▶ _ASSIGNED TASK_
For the records below, give the number of lines containing the word "icon" and no other text.

▶ _DATASET CONTENT_
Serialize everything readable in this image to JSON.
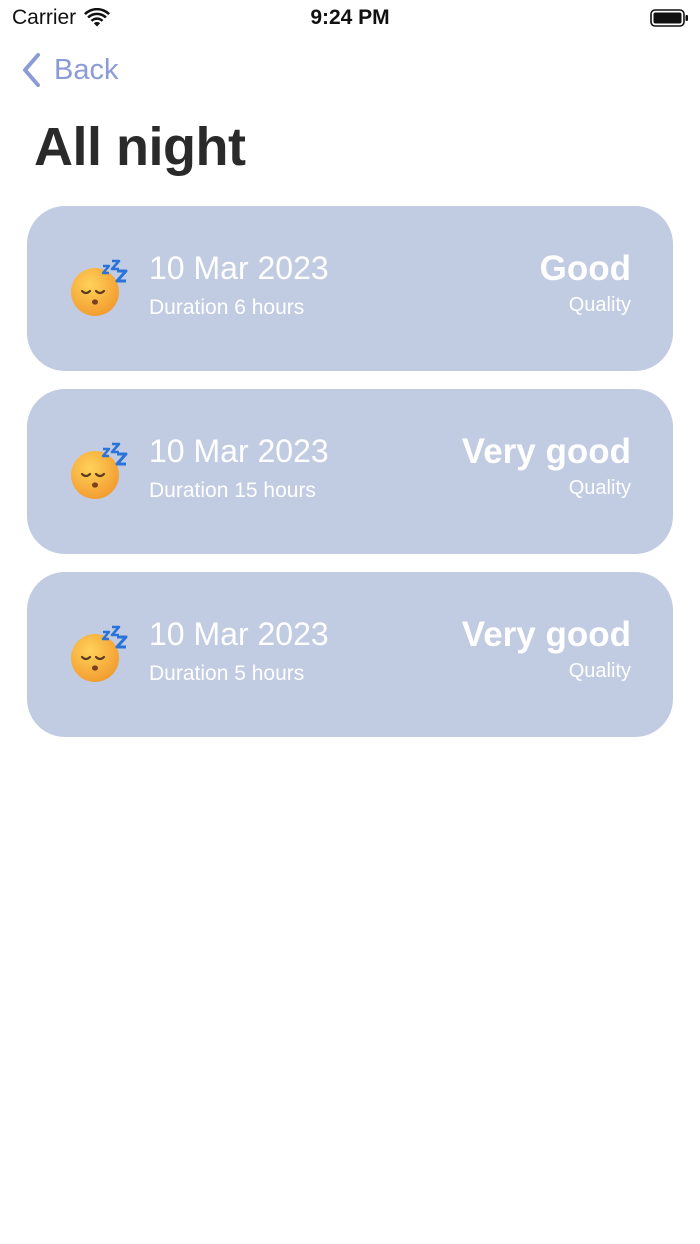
{
  "status_bar": {
    "carrier": "Carrier",
    "time": "9:24 PM",
    "wifi_icon": "wifi-icon",
    "battery_icon": "battery-full-icon"
  },
  "nav": {
    "back_label": "Back",
    "back_icon": "chevron-left-icon",
    "accent_color": "#8a9bd6"
  },
  "page": {
    "title": "All night"
  },
  "card_style": {
    "background": "#c1cbe2",
    "text_color": "#ffffff",
    "emoji": "sleeping-face-icon"
  },
  "entries": [
    {
      "date": "10 Mar 2023",
      "duration": "Duration 6 hours",
      "quality": "Good",
      "quality_label": "Quality"
    },
    {
      "date": "10 Mar 2023",
      "duration": "Duration 15 hours",
      "quality": "Very good",
      "quality_label": "Quality"
    },
    {
      "date": "10 Mar 2023",
      "duration": "Duration 5 hours",
      "quality": "Very good",
      "quality_label": "Quality"
    }
  ]
}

▶ _FINISHED TASK_
4